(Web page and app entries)
---*---

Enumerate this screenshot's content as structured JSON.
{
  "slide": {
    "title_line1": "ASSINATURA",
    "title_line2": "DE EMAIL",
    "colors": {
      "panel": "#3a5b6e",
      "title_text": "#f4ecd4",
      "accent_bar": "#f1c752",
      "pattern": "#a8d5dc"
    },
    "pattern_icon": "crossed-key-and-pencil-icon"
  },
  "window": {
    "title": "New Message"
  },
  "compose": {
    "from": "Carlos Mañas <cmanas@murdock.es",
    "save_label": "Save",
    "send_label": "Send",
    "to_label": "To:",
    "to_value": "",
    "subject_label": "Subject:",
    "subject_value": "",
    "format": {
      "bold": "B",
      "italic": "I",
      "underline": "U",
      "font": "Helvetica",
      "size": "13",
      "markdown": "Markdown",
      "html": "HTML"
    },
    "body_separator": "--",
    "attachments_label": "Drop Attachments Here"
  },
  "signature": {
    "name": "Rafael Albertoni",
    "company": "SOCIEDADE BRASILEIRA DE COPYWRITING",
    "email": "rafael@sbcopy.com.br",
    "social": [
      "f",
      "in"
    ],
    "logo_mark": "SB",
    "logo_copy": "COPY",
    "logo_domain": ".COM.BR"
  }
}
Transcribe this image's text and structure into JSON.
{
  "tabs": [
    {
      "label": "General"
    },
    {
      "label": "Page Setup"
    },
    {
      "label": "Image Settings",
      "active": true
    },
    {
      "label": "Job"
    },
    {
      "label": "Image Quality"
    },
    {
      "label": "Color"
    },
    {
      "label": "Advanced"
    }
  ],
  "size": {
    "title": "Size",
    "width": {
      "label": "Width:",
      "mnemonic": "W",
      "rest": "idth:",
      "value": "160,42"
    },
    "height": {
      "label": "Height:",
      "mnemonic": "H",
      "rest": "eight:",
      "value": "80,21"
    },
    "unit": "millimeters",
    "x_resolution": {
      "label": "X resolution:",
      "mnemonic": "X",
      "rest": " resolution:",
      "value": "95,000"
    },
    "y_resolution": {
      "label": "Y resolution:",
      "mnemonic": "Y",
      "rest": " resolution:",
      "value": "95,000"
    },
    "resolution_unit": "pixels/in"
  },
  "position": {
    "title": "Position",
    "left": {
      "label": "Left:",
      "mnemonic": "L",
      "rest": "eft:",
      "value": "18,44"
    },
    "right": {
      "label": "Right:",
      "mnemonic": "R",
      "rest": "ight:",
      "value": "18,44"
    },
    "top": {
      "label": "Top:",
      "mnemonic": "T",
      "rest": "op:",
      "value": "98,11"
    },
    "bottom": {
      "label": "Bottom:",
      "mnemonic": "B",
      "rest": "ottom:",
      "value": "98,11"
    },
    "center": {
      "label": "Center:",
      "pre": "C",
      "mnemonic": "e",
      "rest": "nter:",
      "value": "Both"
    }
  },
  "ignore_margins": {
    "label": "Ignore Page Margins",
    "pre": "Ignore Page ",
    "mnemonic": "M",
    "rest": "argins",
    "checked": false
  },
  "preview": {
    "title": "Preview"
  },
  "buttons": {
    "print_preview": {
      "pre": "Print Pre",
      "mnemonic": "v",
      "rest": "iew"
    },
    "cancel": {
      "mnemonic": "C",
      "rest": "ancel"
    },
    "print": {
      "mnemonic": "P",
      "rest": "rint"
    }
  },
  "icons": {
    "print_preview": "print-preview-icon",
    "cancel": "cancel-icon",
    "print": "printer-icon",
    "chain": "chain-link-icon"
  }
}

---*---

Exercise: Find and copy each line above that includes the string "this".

Problem solution:
Enumerate this screenshot's content as structured JSON.
Transcribe this image's text and structure into JSON.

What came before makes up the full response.